*** Opening MATERIAL PROVIDED ***

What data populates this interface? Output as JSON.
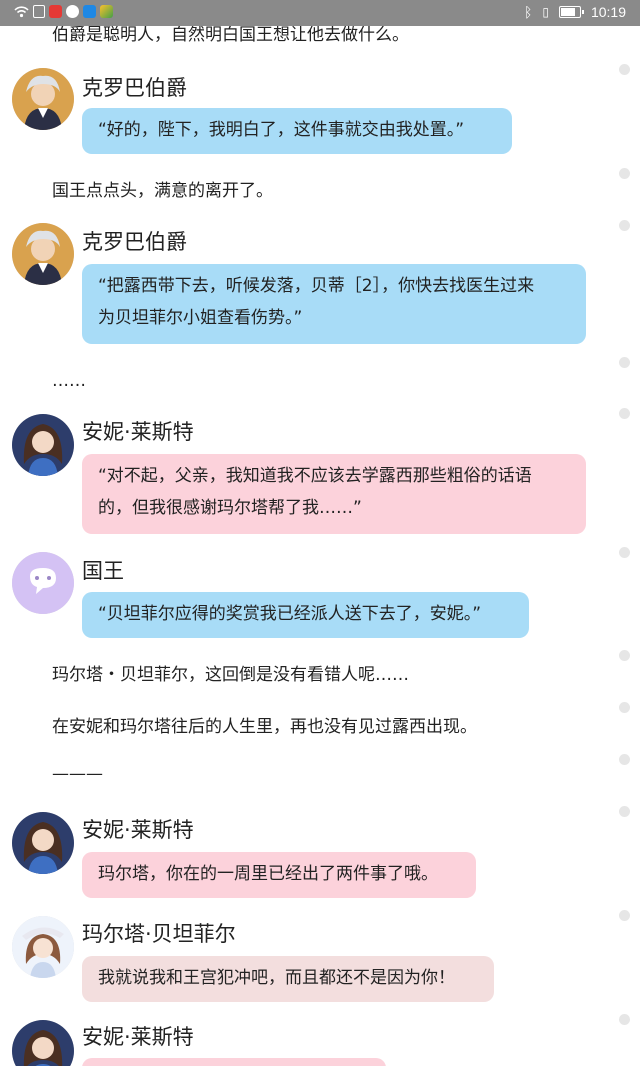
{
  "status_bar": {
    "time": "10:19",
    "battery_level": 0.85
  },
  "texts": {
    "top_line": "伯爵是聪明人，自然明白国王想让他去做什么。",
    "n1": "国王点点头，满意的离开了。",
    "ellipsis": "……",
    "n2": "玛尔塔・贝坦菲尔，这回倒是没有看错人呢……",
    "n3": "在安妮和玛尔塔往后的人生里，再也没有见过露西出现。",
    "divider": "———"
  },
  "messages": [
    {
      "speaker": "克罗巴伯爵",
      "text": "“好的，陛下，我明白了，这件事就交由我处置。”",
      "bubble_color": "#a8dcf7"
    },
    {
      "speaker": "克罗巴伯爵",
      "line1": "“把露西带下去，听候发落，贝蒂［2］，你快去找医生过来",
      "line2": "为贝坦菲尔小姐查看伤势。”",
      "bubble_color": "#a8dcf7"
    },
    {
      "speaker": "安妮·莱斯特",
      "line1": "“对不起，父亲，我知道我不应该去学露西那些粗俗的话语",
      "line2": "的，但我很感谢玛尔塔帮了我……”",
      "bubble_color": "#fcd2db"
    },
    {
      "speaker": "国王",
      "text": "“贝坦菲尔应得的奖赏我已经派人送下去了，安妮。”",
      "bubble_color": "#a8dcf7"
    },
    {
      "speaker": "安妮·莱斯特",
      "text": "玛尔塔，你在的一周里已经出了两件事了哦。",
      "bubble_color": "#fcd2db"
    },
    {
      "speaker": "玛尔塔·贝坦菲尔",
      "text": "我就说我和王宫犯冲吧，而且都还不是因为你！",
      "bubble_color": "#f3dede"
    },
    {
      "speaker": "安妮·莱斯特",
      "text": "",
      "bubble_color": "#fcd2db"
    }
  ]
}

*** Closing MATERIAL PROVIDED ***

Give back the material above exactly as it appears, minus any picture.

:: ANSWER FOR THIS EXERCISE ::
What data populates this interface? Output as JSON.
{
  "status_bar": {
    "time": "10:19",
    "battery_level": 0.85
  },
  "texts": {
    "top_line": "伯爵是聪明人，自然明白国王想让他去做什么。",
    "n1": "国王点点头，满意的离开了。",
    "ellipsis": "……",
    "n2": "玛尔塔・贝坦菲尔，这回倒是没有看错人呢……",
    "n3": "在安妮和玛尔塔往后的人生里，再也没有见过露西出现。",
    "divider": "———"
  },
  "messages": [
    {
      "speaker": "克罗巴伯爵",
      "text": "“好的，陛下，我明白了，这件事就交由我处置。”",
      "bubble_color": "#a8dcf7"
    },
    {
      "speaker": "克罗巴伯爵",
      "line1": "“把露西带下去，听候发落，贝蒂［2］，你快去找医生过来",
      "line2": "为贝坦菲尔小姐查看伤势。”",
      "bubble_color": "#a8dcf7"
    },
    {
      "speaker": "安妮·莱斯特",
      "line1": "“对不起，父亲，我知道我不应该去学露西那些粗俗的话语",
      "line2": "的，但我很感谢玛尔塔帮了我……”",
      "bubble_color": "#fcd2db"
    },
    {
      "speaker": "国王",
      "text": "“贝坦菲尔应得的奖赏我已经派人送下去了，安妮。”",
      "bubble_color": "#a8dcf7"
    },
    {
      "speaker": "安妮·莱斯特",
      "text": "玛尔塔，你在的一周里已经出了两件事了哦。",
      "bubble_color": "#fcd2db"
    },
    {
      "speaker": "玛尔塔·贝坦菲尔",
      "text": "我就说我和王宫犯冲吧，而且都还不是因为你！",
      "bubble_color": "#f3dede"
    },
    {
      "speaker": "安妮·莱斯特",
      "text": "",
      "bubble_color": "#fcd2db"
    }
  ]
}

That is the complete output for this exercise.